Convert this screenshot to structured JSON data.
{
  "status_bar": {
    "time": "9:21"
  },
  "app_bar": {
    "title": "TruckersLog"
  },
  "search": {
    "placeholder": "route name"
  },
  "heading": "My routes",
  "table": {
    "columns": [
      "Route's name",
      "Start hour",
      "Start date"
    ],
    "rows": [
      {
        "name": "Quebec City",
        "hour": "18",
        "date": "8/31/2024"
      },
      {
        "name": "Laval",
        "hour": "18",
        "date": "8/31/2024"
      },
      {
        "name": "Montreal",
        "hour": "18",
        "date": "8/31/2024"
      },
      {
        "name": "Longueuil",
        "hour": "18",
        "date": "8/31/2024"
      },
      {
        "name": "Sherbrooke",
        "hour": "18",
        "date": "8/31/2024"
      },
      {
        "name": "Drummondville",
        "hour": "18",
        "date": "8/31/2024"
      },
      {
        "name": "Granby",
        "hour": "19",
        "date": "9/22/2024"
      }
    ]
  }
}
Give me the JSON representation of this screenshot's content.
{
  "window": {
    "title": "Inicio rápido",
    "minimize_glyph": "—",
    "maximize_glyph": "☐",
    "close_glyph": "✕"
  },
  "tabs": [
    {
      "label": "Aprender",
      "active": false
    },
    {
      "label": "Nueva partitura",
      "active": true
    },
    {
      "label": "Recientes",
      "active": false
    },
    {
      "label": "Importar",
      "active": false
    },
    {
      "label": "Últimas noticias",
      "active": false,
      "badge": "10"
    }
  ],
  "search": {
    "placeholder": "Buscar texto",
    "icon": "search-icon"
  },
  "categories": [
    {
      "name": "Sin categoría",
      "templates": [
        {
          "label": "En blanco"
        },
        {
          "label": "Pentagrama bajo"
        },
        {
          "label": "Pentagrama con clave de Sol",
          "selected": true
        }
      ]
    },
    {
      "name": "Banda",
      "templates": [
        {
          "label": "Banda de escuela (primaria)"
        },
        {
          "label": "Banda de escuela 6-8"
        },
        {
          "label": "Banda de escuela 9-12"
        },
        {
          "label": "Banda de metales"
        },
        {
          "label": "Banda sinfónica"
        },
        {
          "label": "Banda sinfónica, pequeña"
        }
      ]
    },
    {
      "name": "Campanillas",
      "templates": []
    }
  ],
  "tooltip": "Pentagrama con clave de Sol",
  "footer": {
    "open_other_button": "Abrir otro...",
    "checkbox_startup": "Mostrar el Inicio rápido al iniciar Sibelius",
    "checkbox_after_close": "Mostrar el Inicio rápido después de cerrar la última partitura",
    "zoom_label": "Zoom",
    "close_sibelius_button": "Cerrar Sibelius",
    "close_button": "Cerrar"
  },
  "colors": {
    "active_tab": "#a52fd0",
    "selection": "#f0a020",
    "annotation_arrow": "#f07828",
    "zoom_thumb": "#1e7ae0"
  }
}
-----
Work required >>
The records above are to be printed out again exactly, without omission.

Task solution >>
Convert this screenshot to structured JSON data.
{
  "status_bar": {
    "time": "9:21"
  },
  "app_bar": {
    "title": "TruckersLog"
  },
  "search": {
    "placeholder": "route name"
  },
  "heading": "My routes",
  "table": {
    "columns": [
      "Route's name",
      "Start hour",
      "Start date"
    ],
    "rows": [
      {
        "name": "Quebec City",
        "hour": "18",
        "date": "8/31/2024"
      },
      {
        "name": "Laval",
        "hour": "18",
        "date": "8/31/2024"
      },
      {
        "name": "Montreal",
        "hour": "18",
        "date": "8/31/2024"
      },
      {
        "name": "Longueuil",
        "hour": "18",
        "date": "8/31/2024"
      },
      {
        "name": "Sherbrooke",
        "hour": "18",
        "date": "8/31/2024"
      },
      {
        "name": "Drummondville",
        "hour": "18",
        "date": "8/31/2024"
      },
      {
        "name": "Granby",
        "hour": "19",
        "date": "9/22/2024"
      }
    ]
  }
}
Give me the JSON representation of this screenshot's content.
{
  "window": {
    "title": "Inicio rápido",
    "minimize_glyph": "—",
    "maximize_glyph": "☐",
    "close_glyph": "✕"
  },
  "tabs": [
    {
      "label": "Aprender",
      "active": false
    },
    {
      "label": "Nueva partitura",
      "active": true
    },
    {
      "label": "Recientes",
      "active": false
    },
    {
      "label": "Importar",
      "active": false
    },
    {
      "label": "Últimas noticias",
      "active": false,
      "badge": "10"
    }
  ],
  "search": {
    "placeholder": "Buscar texto",
    "icon": "search-icon"
  },
  "categories": [
    {
      "name": "Sin categoría",
      "templates": [
        {
          "label": "En blanco"
        },
        {
          "label": "Pentagrama bajo"
        },
        {
          "label": "Pentagrama con clave de Sol",
          "selected": true
        }
      ]
    },
    {
      "name": "Banda",
      "templates": [
        {
          "label": "Banda de escuela (primaria)"
        },
        {
          "label": "Banda de escuela 6-8"
        },
        {
          "label": "Banda de escuela 9-12"
        },
        {
          "label": "Banda de metales"
        },
        {
          "label": "Banda sinfónica"
        },
        {
          "label": "Banda sinfónica, pequeña"
        }
      ]
    },
    {
      "name": "Campanillas",
      "templates": []
    }
  ],
  "tooltip": "Pentagrama con clave de Sol",
  "footer": {
    "open_other_button": "Abrir otro...",
    "checkbox_startup": "Mostrar el Inicio rápido al iniciar Sibelius",
    "checkbox_after_close": "Mostrar el Inicio rápido después de cerrar la última partitura",
    "zoom_label": "Zoom",
    "close_sibelius_button": "Cerrar Sibelius",
    "close_button": "Cerrar"
  },
  "colors": {
    "active_tab": "#a52fd0",
    "selection": "#f0a020",
    "annotation_arrow": "#f07828",
    "zoom_thumb": "#1e7ae0"
  }
}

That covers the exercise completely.